“Would you please pick up some smoked paprika on your way home?”
“Would you please run over to the neighbor’s and borrow a cup of flour?”
“How soon could you deliver some milk?”
Have you ever been in the middle of making a meal and discovered that you’re missing a key ingredient? This happens to me fairly regularly because I’m not very good at planning. In contrast, I have a friend who is really good at meal planning and I’m always super impressed with her! She thinks about what she wants to eat for the week, gets the groceries for those meals and makes everything on Saturday. She puts these meals in storage containers and pulls out a container each day for her meals.
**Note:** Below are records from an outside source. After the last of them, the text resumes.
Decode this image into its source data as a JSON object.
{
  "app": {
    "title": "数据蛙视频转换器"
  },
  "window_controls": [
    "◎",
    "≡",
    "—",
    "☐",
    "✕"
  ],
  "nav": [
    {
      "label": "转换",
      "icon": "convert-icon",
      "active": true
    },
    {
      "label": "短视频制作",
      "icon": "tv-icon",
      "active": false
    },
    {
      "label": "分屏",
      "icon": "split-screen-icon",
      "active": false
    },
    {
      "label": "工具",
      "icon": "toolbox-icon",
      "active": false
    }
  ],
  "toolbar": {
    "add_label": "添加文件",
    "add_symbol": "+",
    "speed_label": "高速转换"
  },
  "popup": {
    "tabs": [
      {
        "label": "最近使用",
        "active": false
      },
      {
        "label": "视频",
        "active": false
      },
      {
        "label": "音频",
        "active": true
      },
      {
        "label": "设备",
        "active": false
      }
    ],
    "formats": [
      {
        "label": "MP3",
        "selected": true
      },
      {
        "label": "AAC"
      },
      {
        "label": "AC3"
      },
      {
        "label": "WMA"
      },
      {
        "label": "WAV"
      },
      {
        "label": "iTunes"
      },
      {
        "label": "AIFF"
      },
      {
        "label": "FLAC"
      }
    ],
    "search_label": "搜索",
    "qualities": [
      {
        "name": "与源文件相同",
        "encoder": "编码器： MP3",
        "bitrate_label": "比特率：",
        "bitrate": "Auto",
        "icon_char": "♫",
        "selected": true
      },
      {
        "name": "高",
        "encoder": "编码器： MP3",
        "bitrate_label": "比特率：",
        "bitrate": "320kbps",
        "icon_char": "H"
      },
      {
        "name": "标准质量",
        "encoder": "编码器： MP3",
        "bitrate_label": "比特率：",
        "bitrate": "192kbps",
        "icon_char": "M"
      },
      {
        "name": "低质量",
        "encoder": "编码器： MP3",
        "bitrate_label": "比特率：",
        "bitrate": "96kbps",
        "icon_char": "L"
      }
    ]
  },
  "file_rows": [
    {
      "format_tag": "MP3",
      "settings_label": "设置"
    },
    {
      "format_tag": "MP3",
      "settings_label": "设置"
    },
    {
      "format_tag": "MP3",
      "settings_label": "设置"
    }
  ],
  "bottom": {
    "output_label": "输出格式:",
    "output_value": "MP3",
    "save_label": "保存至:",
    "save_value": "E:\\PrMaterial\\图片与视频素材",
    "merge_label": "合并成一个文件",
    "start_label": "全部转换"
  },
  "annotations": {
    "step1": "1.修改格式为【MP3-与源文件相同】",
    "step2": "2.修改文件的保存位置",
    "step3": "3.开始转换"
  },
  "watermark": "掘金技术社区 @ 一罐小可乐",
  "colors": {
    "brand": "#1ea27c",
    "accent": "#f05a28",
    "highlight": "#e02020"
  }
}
She personifies meal planning and I’m massively inspired by her!
Because I’m not so good at meal planning, I find myself zipping through various fast food drive-ins and eating food that’s not very healthy. The natural results of eating less-than-healthy food is weight gain, less energy and other various undesirable outcomes.
Some principles of healthy eating might include:
- fresh is better than processed food,
- planning meals rather than convenience eating (grab and go),
- balanced intake (mixture of protein, veggies, etc.), and
- water more than soda.
These principles can align with similar concepts that are essential for our mental health and soul condition.
If we think about these principles and apply them to the intakes we put into our souls, there are some helpful similarities. For example, if we listen or watch the news and allow it to shape our outlook and decisions, this highly processed “soul food” will be very toxic and even destructive to our souls. Processed food for the soul has lots of “flesh” flavoring and ingredients, appealing to our flesh described in Galatians 5:19-21. In contrast, God’s Word is fresh food for our soul–nutritious, truthful, sustaining and illuminating.
Furthermore, the “grab and go” convenience food for our souls (a random sermon podcast, YouTube church service at our convenience, an Instagram post we read and share with our friends), while they might help for a quick second, there’s nothing better than steady time with God that we integrate into our daily routines. When I faithfully feed my soul with God’s Word and have routine prayer / fellowship, I’m more settled, fulfilled, healthy, loving, gracious and wise.
Additionally, I find it very rewarding to have a mixed intake of Bible, prayer, worship, community and reflection. In the past, I’ve binged on one of these things at the expense of including a broader diet of all nutritious intakes. The imbalance wasn’t healthy for me and I found myself less settled and fulfilled, craving a more integrated and balanced consumption of these key spiritual “foods.”
Finally, if we think about soda being an alternative to water, for a spiritual context, let’s consider that water is the most natural form of hydration known for the human body. In relation to keeping our soul hydrated, maybe the best way we can do this is to follow the lead of Mary, Jesus’s mom. In Luke 1:46 (NKJV), Mary says, “My soul magnifies the Lord.” To keep our souls buoyant, hydrated and functioning in our daily living, let’s actively choose to magnify the Lord over the things we face and struggle with throughout each day.
When we think about meal planning, let’s not only consider what this means for our physical eating, but let’s be very purposeful about the meal planning we do to give our souls proper nutrition, care and feeding!